i suppose, as iyer says, i somehow do manage to stitch together a sense of home (and thus identity), from the various pieces i carry around inside me...where i was raised, where i live now, all of the places i have traveled, all of the experiences i've had, all of the memories i've created. i carry it all within me, no matter where i am. and my actual house is filled with things gathered on those travels...trinkets, statues, glassware, rugs, scarves, so it reflects that sense of home that i attempt to construct, almost unconsciously. and what is a home? a nest, a place to feel safe. a place to call your own. a place to house your important books. and i can't complain because i do have that, even if i couldn't have imagined how it would look and what it would be like, had you asked me to do that 20 years ago.
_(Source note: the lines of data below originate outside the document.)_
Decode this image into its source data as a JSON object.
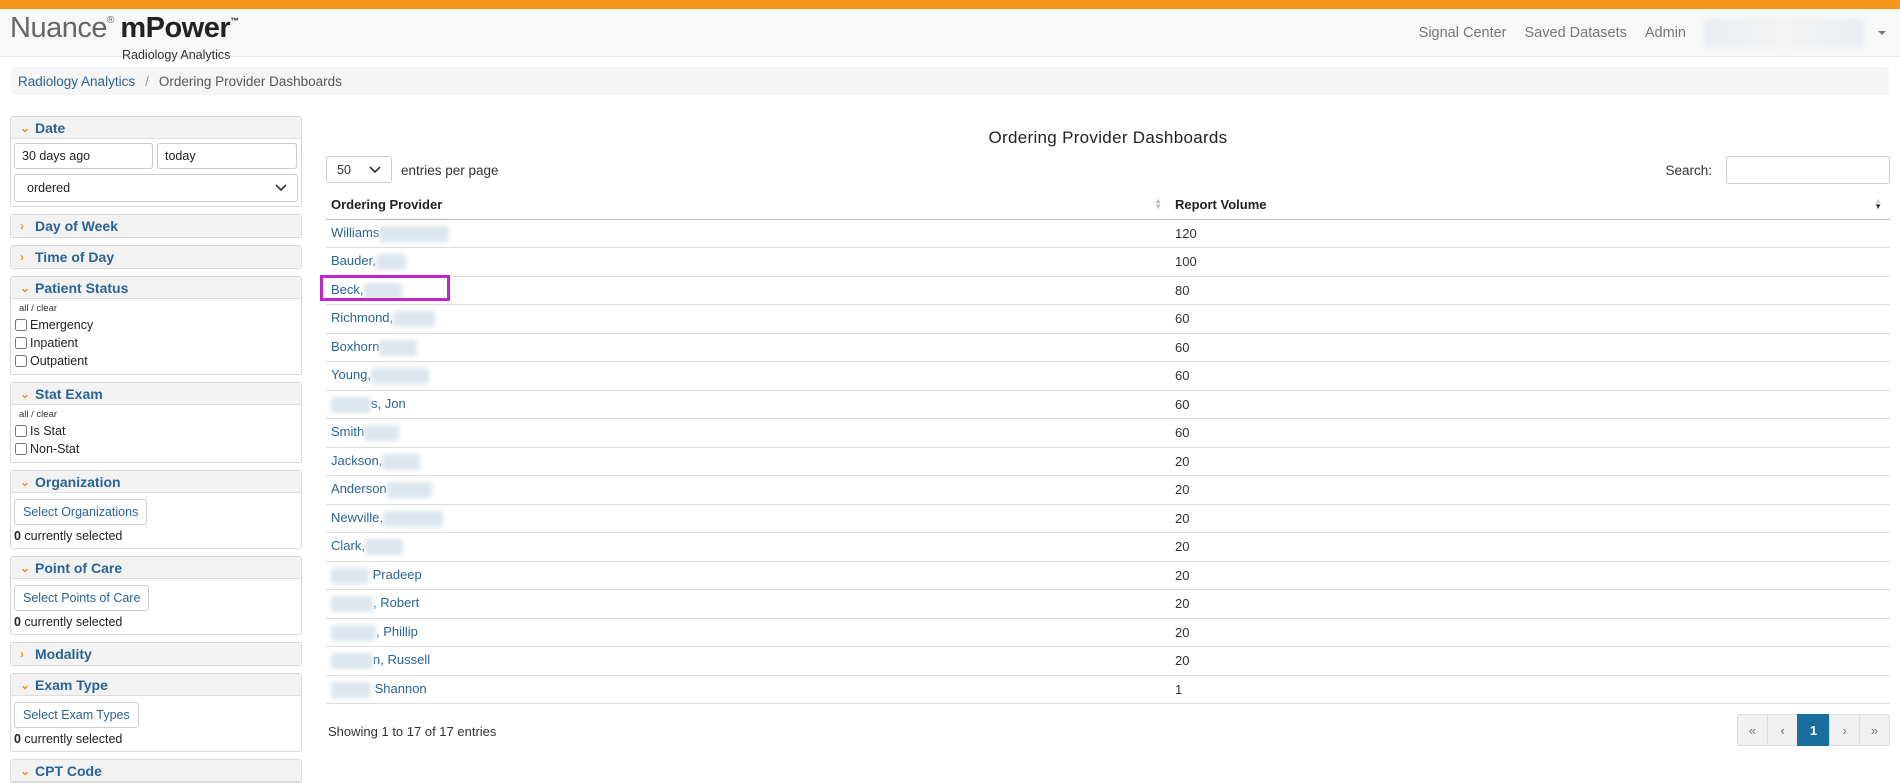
{
  "brand": {
    "name": "Nuance",
    "reg": "®",
    "product": "mPower",
    "tm": "™",
    "subtitle": "Radiology Analytics"
  },
  "nav": {
    "links": [
      "Signal Center",
      "Saved Datasets",
      "Admin"
    ]
  },
  "breadcrumb": {
    "root": "Radiology Analytics",
    "separator": "/",
    "current": "Ordering Provider Dashboards"
  },
  "sidebar": {
    "date": {
      "title": "Date",
      "from": "30 days ago",
      "to": "today",
      "mode": "ordered"
    },
    "day_of_week": {
      "title": "Day of Week"
    },
    "time_of_day": {
      "title": "Time of Day"
    },
    "patient_status": {
      "title": "Patient Status",
      "all_clear": "all / clear",
      "options": [
        "Emergency",
        "Inpatient",
        "Outpatient"
      ]
    },
    "stat_exam": {
      "title": "Stat Exam",
      "all_clear": "all / clear",
      "options": [
        "Is Stat",
        "Non-Stat"
      ]
    },
    "organization": {
      "title": "Organization",
      "button": "Select Organizations",
      "count": "0",
      "count_label": " currently selected"
    },
    "point_of_care": {
      "title": "Point of Care",
      "button": "Select Points of Care",
      "count": "0",
      "count_label": " currently selected"
    },
    "modality": {
      "title": "Modality"
    },
    "exam_type": {
      "title": "Exam Type",
      "button": "Select Exam Types",
      "count": "0",
      "count_label": " currently selected"
    },
    "cpt_code": {
      "title": "CPT Code"
    }
  },
  "main": {
    "title": "Ordering Provider Dashboards",
    "page_length": "50",
    "page_length_label": "entries per page",
    "search_label": "Search:",
    "columns": [
      "Ordering Provider",
      "Report Volume"
    ],
    "rows": [
      {
        "pre": "",
        "name": "Williams",
        "post": "",
        "volume": "120"
      },
      {
        "pre": "",
        "name": "Bauder,",
        "post": "",
        "volume": "100"
      },
      {
        "pre": "",
        "name": "Beck,",
        "post": "",
        "volume": "80"
      },
      {
        "pre": "",
        "name": "Richmond,",
        "post": "",
        "volume": "60"
      },
      {
        "pre": "",
        "name": "Boxhorn",
        "post": "",
        "volume": "60"
      },
      {
        "pre": "",
        "name": "Young,",
        "post": "",
        "volume": "60"
      },
      {
        "pre": "",
        "name": "",
        "post": "s, Jon",
        "volume": "60"
      },
      {
        "pre": "",
        "name": "Smith",
        "post": "",
        "volume": "60"
      },
      {
        "pre": "",
        "name": "Jackson,",
        "post": "",
        "volume": "20"
      },
      {
        "pre": "",
        "name": "Anderson",
        "post": "",
        "volume": "20"
      },
      {
        "pre": "",
        "name": "Newville,",
        "post": "",
        "volume": "20"
      },
      {
        "pre": "",
        "name": "Clark,",
        "post": "",
        "volume": "20"
      },
      {
        "pre": "",
        "name": "",
        "post": " Pradeep",
        "volume": "20"
      },
      {
        "pre": "",
        "name": "",
        "post": ", Robert",
        "volume": "20"
      },
      {
        "pre": "",
        "name": "",
        "post": ", Phillip",
        "volume": "20"
      },
      {
        "pre": "",
        "name": "",
        "post": "n, Russell",
        "volume": "20"
      },
      {
        "pre": "",
        "name": "",
        "post": " Shannon",
        "volume": "1"
      }
    ],
    "info": "Showing 1 to 17 of 17 entries",
    "pager": [
      "«",
      "‹",
      "1",
      "›",
      "»"
    ],
    "highlight_color": "#c026c5"
  },
  "colors": {
    "accent": "#f7941d",
    "link": "#2a6496",
    "active_page": "#1a6e9e"
  }
}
and so i muddle along, like so many others, constructing a life, a home, a family and filling it with deeds and memories.

2 comments:

Bill Stankus said...

You don’t have to be Mid-Atlantic to have those feelings. I spent my first 21 years in one place and one home. Since then I’ve lived in ten different cities and five different states. My original home/house was torn down and the area was developed into a subdivision. Even my high schools are gone. The town of my childhood is gone, replaced by development and an expanding population

The home of memory is elusive… in fact most memories are subjective. The way things were, that is, the actual objective reality of past places and events, especially when remembered through childhood eyes are typically distorted.

I miss my original home and the past no matter how subjective or romantic the memories are … but the “real” part of me knows those memories are not they way it actually was. No matter how many times I look at photos of that childhood home – it doesn’t exist and as with all memory-things, the past is unattainable.

Age does offer one significant value, that is, we gain perspective. I can now look back and see both the mistakes and successes subsequent to leaving home. What I cannot see is tomorrow and the effects of being either in this particular place or another. In that way, I’m the same as the kid who left home at age 21.

It’s difficult, but take pleasure, pride and solace in the now. It disappears much too quickly.

Veronica Roth said...

Nicely put Julie. I don't have a mid-Atlantic feeling, I have a feeling of multiple homes and no one is more important than another, like a true home base just doesn't exist for me. Maybe feeling "at home" almost anywhere, is a symptom of being forced out of my home country against my will; a displacement for something which can never be replaced/duplicated/given back.

hmm, loads to contemplate :)